Data entries
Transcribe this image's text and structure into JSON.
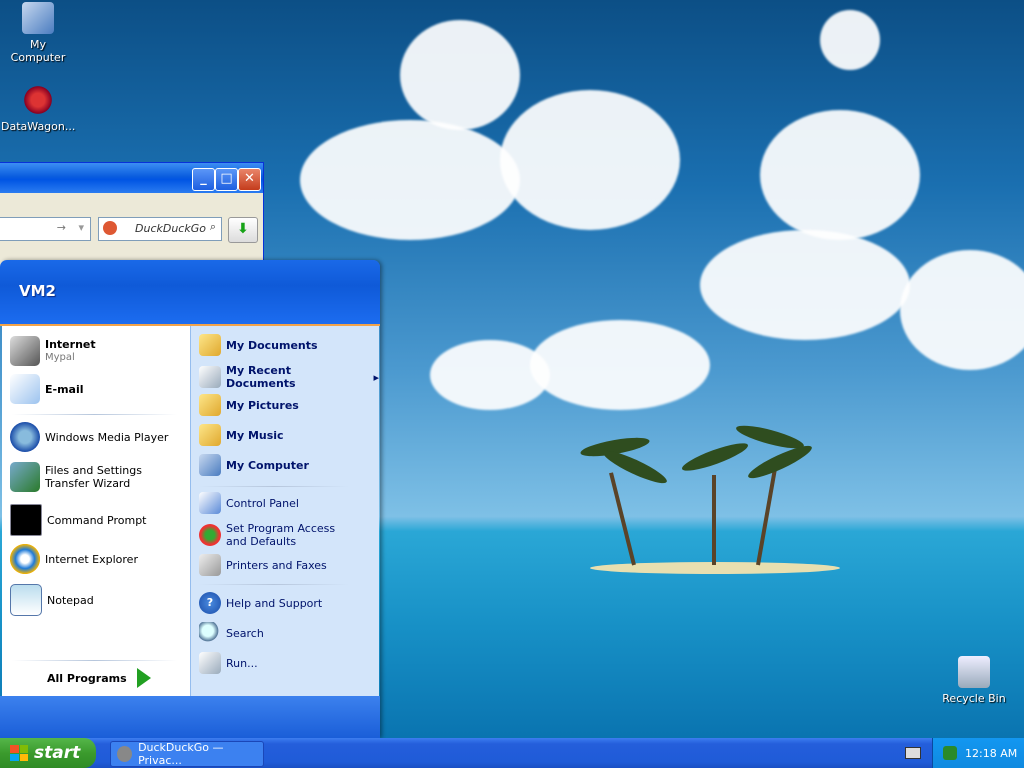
{
  "desktop": {
    "icons": [
      {
        "label": "My Computer",
        "icon": "my-computer-icon"
      },
      {
        "label": "DataWagon...",
        "icon": "datawagon-shortcut-icon"
      },
      {
        "label": "Recycle Bin",
        "icon": "recycle-bin-icon"
      }
    ]
  },
  "browser": {
    "search_placeholder": "DuckDuckGo",
    "buttons": {
      "minimize": "_",
      "maximize": "□",
      "close": "✕",
      "go": "⬇"
    }
  },
  "start_menu": {
    "user": "VM2",
    "pinned": [
      {
        "label": "Internet",
        "sublabel": "Mypal",
        "icon": "raccoon-browser-icon"
      },
      {
        "label": "E-mail",
        "sublabel": "",
        "icon": "email-icon"
      }
    ],
    "recent": [
      {
        "label": "Windows Media Player",
        "icon": "media-player-icon"
      },
      {
        "label": "Files and Settings Transfer Wizard",
        "icon": "transfer-wizard-icon"
      },
      {
        "label": "Command Prompt",
        "icon": "command-prompt-icon"
      },
      {
        "label": "Internet Explorer",
        "icon": "internet-explorer-icon"
      },
      {
        "label": "Notepad",
        "icon": "notepad-icon"
      }
    ],
    "all_programs": "All Programs",
    "right_places": [
      {
        "label": "My Documents",
        "icon": "folder-documents-icon"
      },
      {
        "label": "My Recent Documents",
        "icon": "recent-documents-icon"
      },
      {
        "label": "My Pictures",
        "icon": "folder-pictures-icon"
      },
      {
        "label": "My Music",
        "icon": "folder-music-icon"
      },
      {
        "label": "My Computer",
        "icon": "my-computer-icon"
      }
    ],
    "right_settings": [
      {
        "label": "Control Panel",
        "icon": "control-panel-icon"
      },
      {
        "label": "Set Program Access and Defaults",
        "icon": "program-access-icon"
      },
      {
        "label": "Printers and Faxes",
        "icon": "printer-icon"
      }
    ],
    "right_tools": [
      {
        "label": "Help and Support",
        "icon": "help-icon"
      },
      {
        "label": "Search",
        "icon": "search-icon"
      },
      {
        "label": "Run...",
        "icon": "run-icon"
      }
    ]
  },
  "taskbar": {
    "start_label": "start",
    "task": "DuckDuckGo — Privac...",
    "clock": "12:18 AM"
  },
  "colors": {
    "taskbar": "#245edb",
    "start_button": "#3b9b2d",
    "start_menu_right": "#d3e5fa"
  }
}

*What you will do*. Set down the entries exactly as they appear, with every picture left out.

*Response to the exercise*.
Transcribe this image's text and structure into JSON.
{
  "desktop": {
    "icons": [
      {
        "label": "My Computer",
        "icon": "my-computer-icon"
      },
      {
        "label": "DataWagon...",
        "icon": "datawagon-shortcut-icon"
      },
      {
        "label": "Recycle Bin",
        "icon": "recycle-bin-icon"
      }
    ]
  },
  "browser": {
    "search_placeholder": "DuckDuckGo",
    "buttons": {
      "minimize": "_",
      "maximize": "□",
      "close": "✕",
      "go": "⬇"
    }
  },
  "start_menu": {
    "user": "VM2",
    "pinned": [
      {
        "label": "Internet",
        "sublabel": "Mypal",
        "icon": "raccoon-browser-icon"
      },
      {
        "label": "E-mail",
        "sublabel": "",
        "icon": "email-icon"
      }
    ],
    "recent": [
      {
        "label": "Windows Media Player",
        "icon": "media-player-icon"
      },
      {
        "label": "Files and Settings Transfer Wizard",
        "icon": "transfer-wizard-icon"
      },
      {
        "label": "Command Prompt",
        "icon": "command-prompt-icon"
      },
      {
        "label": "Internet Explorer",
        "icon": "internet-explorer-icon"
      },
      {
        "label": "Notepad",
        "icon": "notepad-icon"
      }
    ],
    "all_programs": "All Programs",
    "right_places": [
      {
        "label": "My Documents",
        "icon": "folder-documents-icon"
      },
      {
        "label": "My Recent Documents",
        "icon": "recent-documents-icon"
      },
      {
        "label": "My Pictures",
        "icon": "folder-pictures-icon"
      },
      {
        "label": "My Music",
        "icon": "folder-music-icon"
      },
      {
        "label": "My Computer",
        "icon": "my-computer-icon"
      }
    ],
    "right_settings": [
      {
        "label": "Control Panel",
        "icon": "control-panel-icon"
      },
      {
        "label": "Set Program Access and Defaults",
        "icon": "program-access-icon"
      },
      {
        "label": "Printers and Faxes",
        "icon": "printer-icon"
      }
    ],
    "right_tools": [
      {
        "label": "Help and Support",
        "icon": "help-icon"
      },
      {
        "label": "Search",
        "icon": "search-icon"
      },
      {
        "label": "Run...",
        "icon": "run-icon"
      }
    ]
  },
  "taskbar": {
    "start_label": "start",
    "task": "DuckDuckGo — Privac...",
    "clock": "12:18 AM"
  },
  "colors": {
    "taskbar": "#245edb",
    "start_button": "#3b9b2d",
    "start_menu_right": "#d3e5fa"
  }
}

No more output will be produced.